Badiny was reappointed after the revolution, but then reprimanded in November 2011, following clashes between demonstrators and police that left more than 40 protesters dead. “He was advocating dialogue with protesters, whereas al-Adly's men wanted a harsh crackdown. They got their way in the end,” says Maj. Ahmad Ragab, the spokesperson of the reformist General Coalition of Police Officers (GCPO), which seeks to establish an official police syndicate and reform the security services along apolitical, professional lines.
The verdicts will significantly affect two other processes: revolutionary forces' capacity to mobilize, and thus to place pressure on the ruling Supreme Council of Armed Forces (SCAF), and the presidential elections. The objectives of those protesting the verdicts in Tahrir and other squares include: a judicial purge; a law that would ban Mubarak's senior officials from holding political posts for 10 years; new trials for al-Adly's generals; and removal of the general prosecutor (who was appointed by Mubarak).
There are also calls, still undeveloped, for greater unity ahead of the presidential run-off election on June 16-17. Such appeals range from demanding an immediate transfer of power to a coalition of revolutionary presidential candidates (although the mechanism is vague) to the formation of a united presidential front in the runoff, with Mohamed Morsi of the Muslim Brotherhood (MB) as president and left-leaning Nasserist Hamadin Sabahi and liberal-leaning moderate-Islamist Abdel Moneim Aboul Fotouh as vice presidents.
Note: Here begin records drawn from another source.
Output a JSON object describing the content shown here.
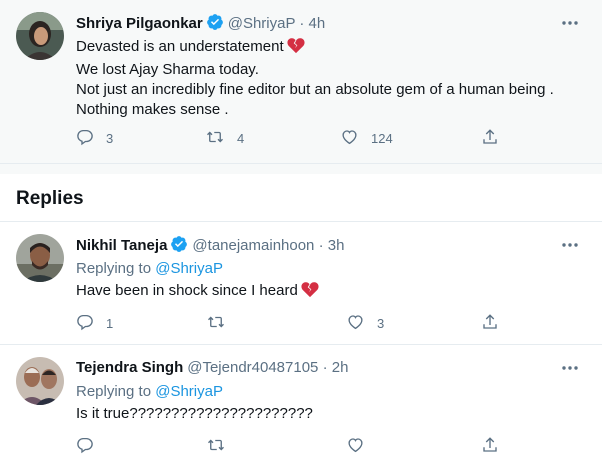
{
  "main_tweet": {
    "author_name": "Shriya Pilgaonkar",
    "handle": "@ShriyaP",
    "separator": "·",
    "time": "4h",
    "lines": [
      "Devasted is an understatement",
      "We lost Ajay Sharma today.",
      "Not just an incredibly fine editor but an absolute gem of a human being .",
      "Nothing makes sense ."
    ],
    "emoji": "broken-heart",
    "replies_count": "3",
    "retweets_count": "4",
    "likes_count": "124"
  },
  "replies_section": {
    "title": "Replies"
  },
  "replies": [
    {
      "author_name": "Nikhil Taneja",
      "handle": "@tanejamainhoon",
      "separator": "·",
      "time": "3h",
      "replying_to_label": "Replying to",
      "replying_to_handle": "@ShriyaP",
      "text": "Have been in shock since I heard",
      "emoji": "broken-heart",
      "replies_count": "1",
      "retweets_count": "",
      "likes_count": "3",
      "verified": true
    },
    {
      "author_name": "Tejendra Singh",
      "handle": "@Tejendr40487105",
      "separator": "·",
      "time": "2h",
      "replying_to_label": "Replying to",
      "replying_to_handle": "@ShriyaP",
      "text": "Is it true??????????????????????",
      "replies_count": "",
      "retweets_count": "",
      "likes_count": "",
      "verified": false
    }
  ],
  "colors": {
    "verified_blue": "#1da1f2",
    "link_blue": "#1b95e0",
    "secondary_text": "#5b7083",
    "broken_heart_red": "#d42f43"
  }
}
MPs have already called on the three figures to come to parliament and negotiate a coalition.
The verdicts are likely to boost support in the runoff for Morsi, who split the Islamist vote with two other candidates in the election's first round. Moreover, a significant share of the non-Islamist revolutionary vote will go to Morsi, owing to the absence of other revolutionary alternatives. The common saying in Tahrir is: “We've got differences with Morsi, but we've got blood with [Ahmed] Shafiq,” Mubarak's last prime minister and Morsi's opponent in the runoff. Pro-revolution, non-Islamist and non-MB candidates received almost 9.7 million votes in the first round of the presidential election. The majority of these voters will probably now support Morsi, as opposed to staying home (the general drift before the verdicts).
The MB must still decide for inclusiveness if it wants to attract the support of Aboul Fotouh and Sabahi voters in the runoff against Shafiq. But, for now, Tahrir and other squares are once again uniting the pro-change forces, whether Islamist or not. The key challenge for Egyptian revolutionaries is to sustain that unity, establish a leadership coalition, translate their chants into concrete demands, and maintain the pressure during implementation. Egypt's revolution continues.
Omar Ashour is the director of the Middle East Graduate Studies Program at the Institute of Arab and Islamic Studies, University of Exeter, and a visiting fellow at the Brookings Doha Center. He is the author of “The De-Radicalization of Jihadists: Transforming Armed Islamist Movements.” © Project Syndicate 2012